Battle to save anti-totalitarian mural begins
A SECOND Change.org petition urging Waverley Council to keep the 'not welcome to Bondi' mural up has emerged, as the debate intensifies ahead of a council meeting where the artwork is likely to be discussed tomorrow night.
In total, more than 1400 people have signed the petition arguing to keep Archibald-nominated artist Luke Cornish's mural up, double the amount of people who last week signed one demanding it be scrubbed from the Bondi Beach sea wall.
"It might be uncomfortable viewing for some, but that doesn't mean it shouldn't exist," Andrew Worssam's petition reads.
"Art isn't supposed to be hidden from sight if you don't agree with it - that's something totalitarian regimes do."
The move comes as former Waverley independent councillor Miriam Guttman-Jones plans to stage a rally against the mural outside council chambers before a strategic planning committee meeting tomorrow night.
At the same meeting, Liberal councillor Leon Goltsman will move an urgency motion that requests the mural be painted over "with something more appropriate" and investigates new methods for approving murals on the sea wall.

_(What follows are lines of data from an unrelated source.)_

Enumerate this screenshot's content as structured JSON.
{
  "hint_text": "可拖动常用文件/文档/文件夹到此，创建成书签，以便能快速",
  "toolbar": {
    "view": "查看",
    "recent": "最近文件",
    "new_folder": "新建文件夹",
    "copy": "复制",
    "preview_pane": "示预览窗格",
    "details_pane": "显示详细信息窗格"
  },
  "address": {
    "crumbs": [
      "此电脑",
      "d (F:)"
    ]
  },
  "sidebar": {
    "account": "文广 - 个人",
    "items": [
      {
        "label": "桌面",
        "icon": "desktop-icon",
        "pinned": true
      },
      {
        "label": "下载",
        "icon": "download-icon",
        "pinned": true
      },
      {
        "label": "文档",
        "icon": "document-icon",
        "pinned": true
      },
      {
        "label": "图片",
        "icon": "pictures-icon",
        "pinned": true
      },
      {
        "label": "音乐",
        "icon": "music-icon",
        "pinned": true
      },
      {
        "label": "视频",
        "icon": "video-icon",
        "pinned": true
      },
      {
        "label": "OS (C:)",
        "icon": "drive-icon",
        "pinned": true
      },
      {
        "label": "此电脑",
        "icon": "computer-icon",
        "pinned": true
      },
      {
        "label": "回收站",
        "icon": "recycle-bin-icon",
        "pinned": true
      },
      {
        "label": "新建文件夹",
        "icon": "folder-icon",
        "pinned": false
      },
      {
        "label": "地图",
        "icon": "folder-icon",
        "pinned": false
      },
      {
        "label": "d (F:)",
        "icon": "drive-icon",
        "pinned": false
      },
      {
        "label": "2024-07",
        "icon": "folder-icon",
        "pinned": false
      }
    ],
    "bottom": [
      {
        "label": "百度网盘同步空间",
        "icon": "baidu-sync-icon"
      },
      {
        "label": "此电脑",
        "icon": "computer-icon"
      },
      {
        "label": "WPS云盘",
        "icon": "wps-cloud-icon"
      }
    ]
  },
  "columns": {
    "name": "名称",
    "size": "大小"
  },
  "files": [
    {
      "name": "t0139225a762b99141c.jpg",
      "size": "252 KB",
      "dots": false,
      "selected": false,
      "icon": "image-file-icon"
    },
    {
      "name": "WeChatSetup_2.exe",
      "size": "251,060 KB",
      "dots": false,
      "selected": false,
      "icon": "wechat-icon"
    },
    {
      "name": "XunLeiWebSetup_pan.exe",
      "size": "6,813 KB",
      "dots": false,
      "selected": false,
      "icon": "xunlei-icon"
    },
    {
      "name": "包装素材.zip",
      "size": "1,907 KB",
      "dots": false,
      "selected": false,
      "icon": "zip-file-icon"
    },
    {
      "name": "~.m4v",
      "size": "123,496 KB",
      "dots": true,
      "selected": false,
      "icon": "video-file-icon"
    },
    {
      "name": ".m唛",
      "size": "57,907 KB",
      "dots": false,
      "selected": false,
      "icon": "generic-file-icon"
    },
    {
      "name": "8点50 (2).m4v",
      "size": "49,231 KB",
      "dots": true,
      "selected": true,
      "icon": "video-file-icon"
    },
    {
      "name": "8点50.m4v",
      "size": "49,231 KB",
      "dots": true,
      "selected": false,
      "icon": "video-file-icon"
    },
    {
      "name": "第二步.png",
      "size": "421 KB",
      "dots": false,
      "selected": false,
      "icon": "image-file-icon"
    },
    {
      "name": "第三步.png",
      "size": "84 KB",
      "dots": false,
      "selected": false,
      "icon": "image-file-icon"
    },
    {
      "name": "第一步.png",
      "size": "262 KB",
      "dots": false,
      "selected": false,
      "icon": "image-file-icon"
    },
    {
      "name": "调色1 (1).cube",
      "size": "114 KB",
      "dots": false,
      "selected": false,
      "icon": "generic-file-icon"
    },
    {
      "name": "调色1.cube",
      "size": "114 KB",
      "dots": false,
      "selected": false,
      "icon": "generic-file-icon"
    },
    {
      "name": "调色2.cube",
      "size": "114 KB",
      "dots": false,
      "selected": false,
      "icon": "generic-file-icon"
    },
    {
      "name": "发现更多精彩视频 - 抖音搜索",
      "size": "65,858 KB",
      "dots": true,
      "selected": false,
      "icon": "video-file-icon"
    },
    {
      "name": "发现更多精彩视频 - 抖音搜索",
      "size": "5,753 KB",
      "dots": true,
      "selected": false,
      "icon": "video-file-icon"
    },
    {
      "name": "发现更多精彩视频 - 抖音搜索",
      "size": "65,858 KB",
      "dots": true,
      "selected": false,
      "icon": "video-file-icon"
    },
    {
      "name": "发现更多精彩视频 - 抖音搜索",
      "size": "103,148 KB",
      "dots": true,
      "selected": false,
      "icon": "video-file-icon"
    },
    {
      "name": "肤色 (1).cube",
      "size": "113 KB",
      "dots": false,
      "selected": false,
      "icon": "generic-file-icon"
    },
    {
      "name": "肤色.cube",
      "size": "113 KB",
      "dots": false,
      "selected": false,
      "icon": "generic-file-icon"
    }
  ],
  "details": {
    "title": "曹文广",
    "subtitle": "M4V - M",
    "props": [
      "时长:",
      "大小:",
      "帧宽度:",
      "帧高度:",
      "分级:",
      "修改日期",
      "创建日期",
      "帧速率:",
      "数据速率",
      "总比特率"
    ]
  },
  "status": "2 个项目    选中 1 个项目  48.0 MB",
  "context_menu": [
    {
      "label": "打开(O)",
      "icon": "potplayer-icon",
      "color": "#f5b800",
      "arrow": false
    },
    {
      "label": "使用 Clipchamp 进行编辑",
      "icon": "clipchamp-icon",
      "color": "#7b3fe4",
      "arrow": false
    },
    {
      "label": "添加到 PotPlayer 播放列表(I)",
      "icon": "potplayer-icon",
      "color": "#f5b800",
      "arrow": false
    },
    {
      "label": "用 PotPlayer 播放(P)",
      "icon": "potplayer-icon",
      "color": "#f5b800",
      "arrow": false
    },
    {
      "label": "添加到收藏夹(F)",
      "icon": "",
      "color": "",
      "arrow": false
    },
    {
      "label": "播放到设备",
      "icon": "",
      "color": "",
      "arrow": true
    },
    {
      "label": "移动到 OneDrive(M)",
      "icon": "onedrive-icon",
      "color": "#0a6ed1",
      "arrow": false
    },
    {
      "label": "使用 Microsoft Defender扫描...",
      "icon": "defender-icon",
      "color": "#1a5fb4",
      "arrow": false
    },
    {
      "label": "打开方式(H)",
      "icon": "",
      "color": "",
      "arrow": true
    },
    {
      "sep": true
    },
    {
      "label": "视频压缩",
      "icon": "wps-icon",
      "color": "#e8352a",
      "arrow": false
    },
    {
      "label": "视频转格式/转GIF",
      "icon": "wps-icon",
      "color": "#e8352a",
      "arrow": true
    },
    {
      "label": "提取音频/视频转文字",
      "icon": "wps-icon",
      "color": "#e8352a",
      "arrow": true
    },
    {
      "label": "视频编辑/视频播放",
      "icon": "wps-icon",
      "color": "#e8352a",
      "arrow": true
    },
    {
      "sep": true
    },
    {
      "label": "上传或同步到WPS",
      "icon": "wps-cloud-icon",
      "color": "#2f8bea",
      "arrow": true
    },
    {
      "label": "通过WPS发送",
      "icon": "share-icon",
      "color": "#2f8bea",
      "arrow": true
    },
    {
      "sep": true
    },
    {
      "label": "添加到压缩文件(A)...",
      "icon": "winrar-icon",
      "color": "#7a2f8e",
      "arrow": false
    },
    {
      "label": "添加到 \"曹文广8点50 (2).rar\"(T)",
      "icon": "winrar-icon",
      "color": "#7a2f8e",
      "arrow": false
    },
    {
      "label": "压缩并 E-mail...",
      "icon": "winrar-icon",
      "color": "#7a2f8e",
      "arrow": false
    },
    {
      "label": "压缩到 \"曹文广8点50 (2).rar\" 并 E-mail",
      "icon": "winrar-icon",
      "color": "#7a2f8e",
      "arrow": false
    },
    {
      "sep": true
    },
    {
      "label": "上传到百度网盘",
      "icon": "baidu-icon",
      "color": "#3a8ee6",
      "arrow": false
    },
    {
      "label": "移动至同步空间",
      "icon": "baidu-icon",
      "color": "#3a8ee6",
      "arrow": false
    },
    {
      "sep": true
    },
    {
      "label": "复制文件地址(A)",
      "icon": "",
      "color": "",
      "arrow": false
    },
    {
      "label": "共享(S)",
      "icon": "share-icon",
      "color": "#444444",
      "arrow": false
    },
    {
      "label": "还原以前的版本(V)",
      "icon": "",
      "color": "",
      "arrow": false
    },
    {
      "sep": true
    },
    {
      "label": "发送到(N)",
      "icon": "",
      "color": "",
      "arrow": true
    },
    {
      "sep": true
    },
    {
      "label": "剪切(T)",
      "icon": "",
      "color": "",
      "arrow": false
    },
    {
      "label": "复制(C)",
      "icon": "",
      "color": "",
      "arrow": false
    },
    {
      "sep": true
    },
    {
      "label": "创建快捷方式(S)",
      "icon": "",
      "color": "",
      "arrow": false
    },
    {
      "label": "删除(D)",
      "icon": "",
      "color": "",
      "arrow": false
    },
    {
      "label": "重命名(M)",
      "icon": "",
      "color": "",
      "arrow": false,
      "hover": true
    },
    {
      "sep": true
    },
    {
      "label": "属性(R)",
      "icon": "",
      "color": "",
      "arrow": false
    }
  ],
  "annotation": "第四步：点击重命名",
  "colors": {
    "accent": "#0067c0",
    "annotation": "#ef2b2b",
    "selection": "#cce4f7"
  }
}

Mr Cornish's art has sparked a widespread debate since it appeared on one of Sydney's most recognisable beaches last week, with the artist himself stating it was a protest against Australia's asylum seeker policy.
The 24 Border Force officers represent the same amount of lives lost in offshore detention centres, the artist said.
Waverley mayor John Wakefield last week defended Mr Cornish's right to freedom of expression, telling the Wentworth Courier: "good art is supposed to solicit a reaction".
This story was originally published as Former councillor plans rally outside chambers over Bondi Beach mural on the Wentworth Courier